_Required action_
Could you find every line in the records below that contains the word "title" and copy it?

_Recorded information_
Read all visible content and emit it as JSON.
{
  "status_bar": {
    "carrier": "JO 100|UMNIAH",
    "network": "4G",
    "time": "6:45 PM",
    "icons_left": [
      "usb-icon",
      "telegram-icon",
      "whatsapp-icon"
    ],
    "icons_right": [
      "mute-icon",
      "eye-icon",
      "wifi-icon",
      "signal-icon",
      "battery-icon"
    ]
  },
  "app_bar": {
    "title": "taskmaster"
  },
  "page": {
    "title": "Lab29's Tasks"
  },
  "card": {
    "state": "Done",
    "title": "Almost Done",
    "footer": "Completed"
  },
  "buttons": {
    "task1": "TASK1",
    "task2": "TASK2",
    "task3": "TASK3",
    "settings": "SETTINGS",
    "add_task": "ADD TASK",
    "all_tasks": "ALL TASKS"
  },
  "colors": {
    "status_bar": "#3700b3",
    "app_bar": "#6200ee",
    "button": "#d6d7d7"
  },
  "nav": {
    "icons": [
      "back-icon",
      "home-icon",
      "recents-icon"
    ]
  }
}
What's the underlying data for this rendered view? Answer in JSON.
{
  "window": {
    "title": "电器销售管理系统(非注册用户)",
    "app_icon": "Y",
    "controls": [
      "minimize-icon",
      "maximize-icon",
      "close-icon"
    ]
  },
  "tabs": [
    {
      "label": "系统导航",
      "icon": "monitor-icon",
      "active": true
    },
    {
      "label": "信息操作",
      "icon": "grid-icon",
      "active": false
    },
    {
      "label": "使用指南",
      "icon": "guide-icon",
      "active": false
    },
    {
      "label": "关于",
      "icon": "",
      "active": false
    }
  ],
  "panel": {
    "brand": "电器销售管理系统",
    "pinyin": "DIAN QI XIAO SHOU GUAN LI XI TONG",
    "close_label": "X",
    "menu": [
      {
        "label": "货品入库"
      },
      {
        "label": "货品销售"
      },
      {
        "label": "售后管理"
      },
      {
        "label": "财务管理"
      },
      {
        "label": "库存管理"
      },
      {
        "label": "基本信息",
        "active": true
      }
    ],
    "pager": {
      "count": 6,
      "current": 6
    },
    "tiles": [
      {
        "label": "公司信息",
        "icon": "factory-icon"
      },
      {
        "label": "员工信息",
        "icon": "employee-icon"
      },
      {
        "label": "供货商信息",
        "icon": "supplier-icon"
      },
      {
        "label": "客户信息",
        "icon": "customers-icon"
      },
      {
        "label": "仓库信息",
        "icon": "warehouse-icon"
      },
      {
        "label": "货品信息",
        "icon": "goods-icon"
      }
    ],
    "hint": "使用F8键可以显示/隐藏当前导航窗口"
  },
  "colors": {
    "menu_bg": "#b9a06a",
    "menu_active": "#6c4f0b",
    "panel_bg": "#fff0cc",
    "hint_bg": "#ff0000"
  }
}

_Your solution_
    "title": "taskmaster"
    "title": "Lab29's Tasks"
    "title": "Almost Done",
    "title": "电器销售管理系统(非注册用户)",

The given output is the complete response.